This is a loose translation of the title Viktor Orbán gave to his speech at the opening of the New Széchenyi Plan. The original is actually more emphatic. He "demands" a place and since it wouldn't make much sense to demand hopes for Hungarians from Hungarians, I came to the conclusion that this demand is addressed to the outside world. In a way he is not much off target because, after all, the whole New Széchenyi Plan will be financed from European Union subsidies. That is, if they keep coming.
The pamphlet that was published for the occasion is 199 pages long and is available online. On the surface it looks very impressive. One wonders how on earth György Matolcsy's new ministry managed to put together such a detailed pamphlet that is being offered for public discussion. Not enough time has elapsed since the Új Széchenyi Terv was published and therefore as far as I know not much has been written about the plan. But a few barbed pieces have already appeared. One in Népszabadság (July 31) by Gusztáv Megyesi is entitled "Stolen material." Megyesi and others discovered that at the very end of the pamphlet there is a list, a very long list, of people who allegedly "participated in the preparation of this pamphlet." I was astonished to see that a dead man, Árpád Skrabski, was busily helping along. What Andy Vajda, the American-Hungarian film producer, contributed to this economic plan is also a mystery to me. I wasn't surprised to see the name of Zsigmond Járay, but another economist and former national bank chairman, Péter Ákos Bod, was astonished to discover his name on the list. Apparently he had nothing whatsoever to do with it. Others discovered the name of Gergely Litkai, who is a humorist. One can imagine how much fun someone can have with the list.

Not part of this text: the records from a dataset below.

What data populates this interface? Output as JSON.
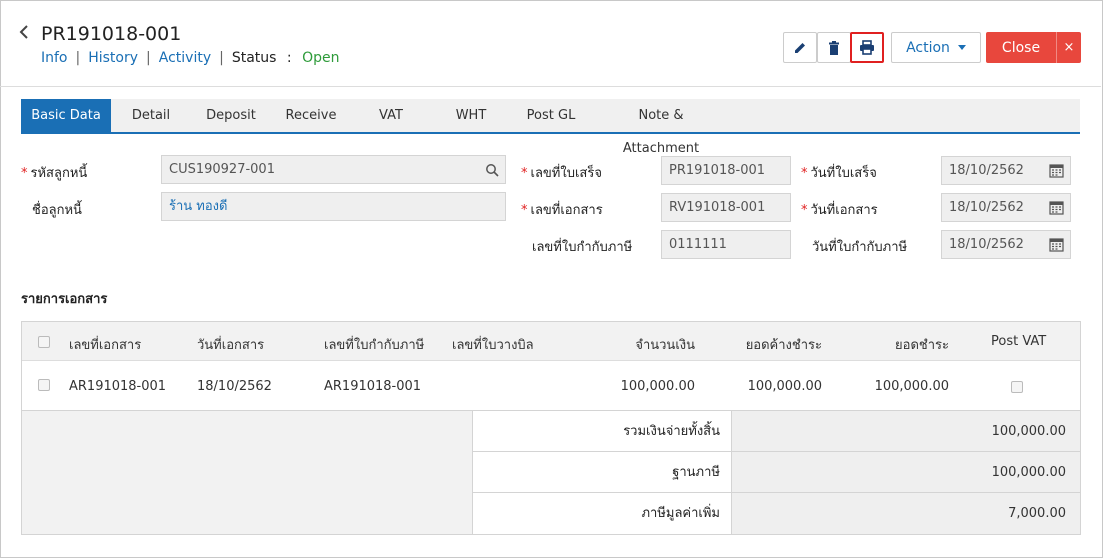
{
  "header": {
    "title": "PR191018-001",
    "links": [
      "Info",
      "History",
      "Activity"
    ],
    "status_label": "Status",
    "status_colon": ":",
    "status_value": "Open"
  },
  "toolbar": {
    "action_label": "Action",
    "close_label": "Close",
    "close_x": "×"
  },
  "tabs": [
    "Basic Data",
    "Detail",
    "Deposit",
    "Receive",
    "VAT",
    "WHT",
    "Post GL",
    "Note & Attachment"
  ],
  "form": {
    "customer_code_label": "รหัสลูกหนี้",
    "customer_code_value": "CUS190927-001",
    "customer_name_label": "ชื่อลูกหนี้",
    "customer_name_value": "ร้าน ทองดี",
    "receipt_no_label": "เลขที่ใบเสร็จ",
    "receipt_no_value": "PR191018-001",
    "doc_no_label": "เลขที่เอกสาร",
    "doc_no_value": "RV191018-001",
    "tax_invoice_no_label": "เลขที่ใบกำกับภาษี",
    "tax_invoice_no_value": "0111111",
    "receipt_date_label": "วันที่ใบเสร็จ",
    "receipt_date_value": "18/10/2562",
    "doc_date_label": "วันที่เอกสาร",
    "doc_date_value": "18/10/2562",
    "tax_invoice_date_label": "วันที่ใบกำกับภาษี",
    "tax_invoice_date_value": "18/10/2562"
  },
  "section_title": "รายการเอกสาร",
  "table": {
    "columns": [
      "เลขที่เอกสาร",
      "วันที่เอกสาร",
      "เลขที่ใบกำกับภาษี",
      "เลขที่ใบวางบิล",
      "จำนวนเงิน",
      "ยอดค้างชำระ",
      "ยอดชำระ",
      "Post VAT"
    ],
    "rows": [
      [
        "AR191018-001",
        "18/10/2562",
        "AR191018-001",
        "",
        "100,000.00",
        "100,000.00",
        "100,000.00"
      ]
    ]
  },
  "summary": [
    {
      "label": "รวมเงินจ่ายทั้งสิ้น",
      "value": "100,000.00"
    },
    {
      "label": "ฐานภาษี",
      "value": "100,000.00"
    },
    {
      "label": "ภาษีมูลค่าเพิ่ม",
      "value": "7,000.00"
    }
  ]
}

Much of Viktor Orbán's short speech was not at all new. He repeated some of the themes we already discussed in connection with his speech at Tusnádfürdő. But here are some questionable claims from the speech.
First, Orbán contended that the ruins of the Hungarian economy were cleared away by the 29-point "action plan." In reality, the 29-point action plan was thrown together in three days because José Manuel Barroso poured cold water on Orbán's plans for a higher deficit for the current year. The action plan also had to be introduced in a hurry because the two left-handed Lajos Kósa and Péter Szijjártó frightened the world markets to death by comparing Hungary's situation to that of Greece. The ruins this action plan had to clear away were the Orbán government's own doing. Moreover, although some of the economic steps to be taken were passed by parliament, the bill containing them hasn't even reached the president for his signature. So, if there were ruins, they are still lying about untouched.

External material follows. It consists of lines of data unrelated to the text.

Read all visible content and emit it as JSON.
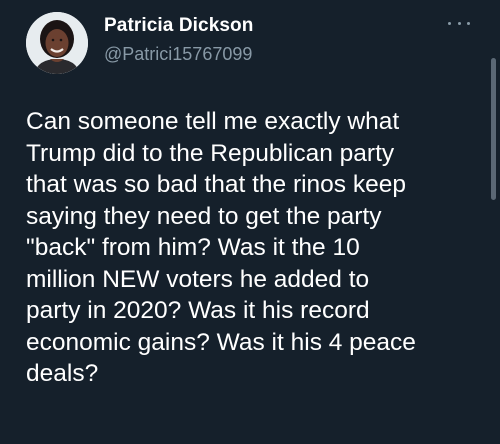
{
  "author": {
    "display_name": "Patricia Dickson",
    "handle": "@Patrici15767099",
    "avatar_icon": "avatar-photo-icon"
  },
  "menu": {
    "icon": "more-options-icon"
  },
  "tweet": {
    "lines": [
      "Can someone tell me exactly what",
      "Trump did to the Republican party",
      "that was so bad that the rinos keep",
      "saying they need to get the party",
      "\"back\" from him? Was it the 10",
      "million NEW voters he added to",
      "party in 2020? Was it his record",
      "economic gains? Was it his 4 peace",
      "deals?"
    ]
  },
  "colors": {
    "background": "#15202b",
    "text_primary": "#ffffff",
    "text_secondary": "#8899a6"
  }
}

Yet, according to Orbán, "the financial situation of the country today is stable and reliable." Miracle of miracles! Two months ago, according to Orbán, the country was close to bankruptcy and the "action plan managed to prevent the danger of collapse." To repeat the obvious, if the action plan hasn't even been introduced, how on earth could it have prevented the alleged collapse? And note that Orbán here supports the blatantly false statements of the two culprits who managed to turn half the world upside down for a couple of days. This is typical Orbán. He says certain things for home consumption and entirely different things abroad. Except, in my opinion, in today's electronically wired world, that will not float for long.
After a few encouraging words about the prospects for economic independence which is now possible because his government "established the international conditions" for it, another claim that is questionable, he turned to a favorite theme he already mentioned in Tusnádfürdő: Hungary must become "a land of knowledge." Because of "the peculiar Hungarian way of thinking and [their] intellectual talents … [Hungary] can be a winner" in this global economy. But this time when he was speaking to an exclusively Hungarian audience and the president of Romania, Trajan Băsescu, wasn't present as he was in Tasnádfürdő, he went further. He added that "there is a saying in the United States that there are two kinds of intelligence on this earth: that of people in general and another of Hungarians."
His audience must have loved this one. Isn't it heartwarming to hear that one belongs to a nation whose IQ is way above or profoundly different from (and superior to) that of any other people? By the way, there is no such American saying that extolls the superior intelligence of Hungarians. When it comes to the present Hungarian government, one can read all sorts of things about it but none of them mentions the superior intelligence of its prime minister and his economic advisors. On the contrary.